Chief of Staff Laura Neumann is defending Steve Cox, the mayor’s chief of economic vitality and innovation, against allegations of sexual and gender discrimination by Terri Velasquez in a federal civil rights lawsuit.
“Steve Cox is not the man you read about last week,” Neumann wrote in an email submitted as a letter to the editor.
“He is one of the most highly respected City officials bar none, a man of great integrity, character, and compassion. He was my immediate mentor and continues to be a supportive, invaluable resource to me and to many. Let us not allow his good name and three decades worth of service be tarnished by a disgruntled former employee,” Neumann wrote.
“Ms. Velasquez is welcome to cry foul as is her right. But, not on behalf of all professional women over 40 who work for the City of Colorado Springs,” she wrote.
Neumann provided a copy of the letter to me and noted that I had “respectfully” given her the opportunity to comment before the story was published.
“At the time, I did not feel compelled to comment on a pending case of a former City employee. However, after reading it and realizing the impact the article had on our Chief of Economic Vitality; someone I consider to be a good man and an accomplished professional, I now feel I should make my perspective known,” Neumann said in the email.
Here is the full text of Neumann’s letter to the editor:
I feel compelled to write a response in regard to the allegations about Steve Cox’s discrimination against women, particularly those over the age of 40 who are in executive level City positions. I find it shameful that someone would think it a “good story” to publish such incendiary remarks about a City official who served such a critical leadership role in the successful management of the worst crisis in our City’s history. When that story hit, I believe Steve had logged over 20 days of intense and demanding work that well exceeded 12 hours a day. Not only did I cringe when I realized those personal attacks were in the paper, I was mortified when I realized they were on the front page.
With only seven months of City tenure, I have not met Ms. Velasquez nor do I know the intimate details leading up to her dismissal. But, what I do know is this. Not only do I think her termination was unrelated to her age and sex; I believe that City management has proved just the opposite of sexual and age discrimination with the hiring of several key executives in the past year under Mayor Bach’s direction.
Having worked closely with Steve Cox since my appointment as Chief of Staff, I will say there has never been a moment in time that I was dismissed or treated any less than a professional peer and equal. Bear in mind, of all who could have been hired in a role to replace him, my lack of municipal government experience could have made me a prime target if such a culture existed within City management.

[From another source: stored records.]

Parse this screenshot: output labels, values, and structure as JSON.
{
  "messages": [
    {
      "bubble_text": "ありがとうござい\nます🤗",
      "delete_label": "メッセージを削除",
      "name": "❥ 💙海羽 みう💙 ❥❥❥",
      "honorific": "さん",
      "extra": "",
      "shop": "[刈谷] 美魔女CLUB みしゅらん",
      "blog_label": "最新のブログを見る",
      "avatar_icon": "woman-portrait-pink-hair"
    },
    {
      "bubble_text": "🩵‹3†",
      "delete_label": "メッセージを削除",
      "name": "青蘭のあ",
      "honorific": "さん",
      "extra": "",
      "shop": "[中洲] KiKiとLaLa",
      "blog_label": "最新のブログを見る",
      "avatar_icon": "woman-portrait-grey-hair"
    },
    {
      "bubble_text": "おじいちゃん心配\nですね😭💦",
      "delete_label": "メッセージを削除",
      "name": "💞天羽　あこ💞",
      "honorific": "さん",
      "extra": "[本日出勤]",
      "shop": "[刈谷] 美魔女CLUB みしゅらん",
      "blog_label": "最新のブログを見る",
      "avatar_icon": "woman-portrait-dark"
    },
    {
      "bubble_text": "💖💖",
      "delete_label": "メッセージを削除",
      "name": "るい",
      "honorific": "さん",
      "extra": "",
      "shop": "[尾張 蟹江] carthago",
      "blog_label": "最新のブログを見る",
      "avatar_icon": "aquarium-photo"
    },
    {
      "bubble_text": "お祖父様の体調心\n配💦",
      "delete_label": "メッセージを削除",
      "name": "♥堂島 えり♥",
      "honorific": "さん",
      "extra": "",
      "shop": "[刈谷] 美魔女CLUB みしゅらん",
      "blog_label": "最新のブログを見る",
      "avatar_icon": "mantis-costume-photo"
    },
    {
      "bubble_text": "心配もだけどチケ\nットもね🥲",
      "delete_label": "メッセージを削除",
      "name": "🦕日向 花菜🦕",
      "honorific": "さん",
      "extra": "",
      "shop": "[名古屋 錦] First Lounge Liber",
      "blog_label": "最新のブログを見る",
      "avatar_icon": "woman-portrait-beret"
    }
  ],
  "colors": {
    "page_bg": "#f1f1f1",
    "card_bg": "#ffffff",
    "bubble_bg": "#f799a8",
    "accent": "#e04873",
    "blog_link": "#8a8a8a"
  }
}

Instead, I found him a patient, willing, and an accessible resource who openly displayed deference to my position when the situation warranted.
Most telling to all who read this is how Steve and I led, followed, and worked together during the Waldo Canyon fire crisis. Not a day passed where Chiefs, Directors, and Managers did not spend hours crammed in Police Chief Carey’s conference room together managing ever-changing critical information while making crucial policy decisions. Some contributors were brand new to the team (2 weeks); others were 30+ years. Nearly half were women. Some days, Steve led our session. Others, I did. Every day, multiple times, he or I would get interrupted with an urgent matter, be pulled away for hours, and simply return to that Policy Room, catch up and assume the role that was necessary at the time (leader, follower, strategic contributor, sometimes contrarian). No ego. No subservience. Just incredible leadership synergy at its finest. When we were not in that room together, our conversations would be less than 60 seconds and usually start with “I need you to…” or “You got this…?” or “Are you good?” Nothing more was needed as the respect and intuitive crisis management connection were ever present.
So, please know that Steve Cox is not the man you read about last week. He is one of the most highly respected City officials bar none, a man of great integrity, character, and compassion. He was my immediate mentor and continues to be a supportive, invaluable resource to me and to many. Let us not allow his good name and three decades worth of service be tarnished by a disgruntled former employee. Ms. Velasquez is welcome to cry foul as is her right. But, not on behalf of all professional women over 40 who work for the City of Colorado Springs.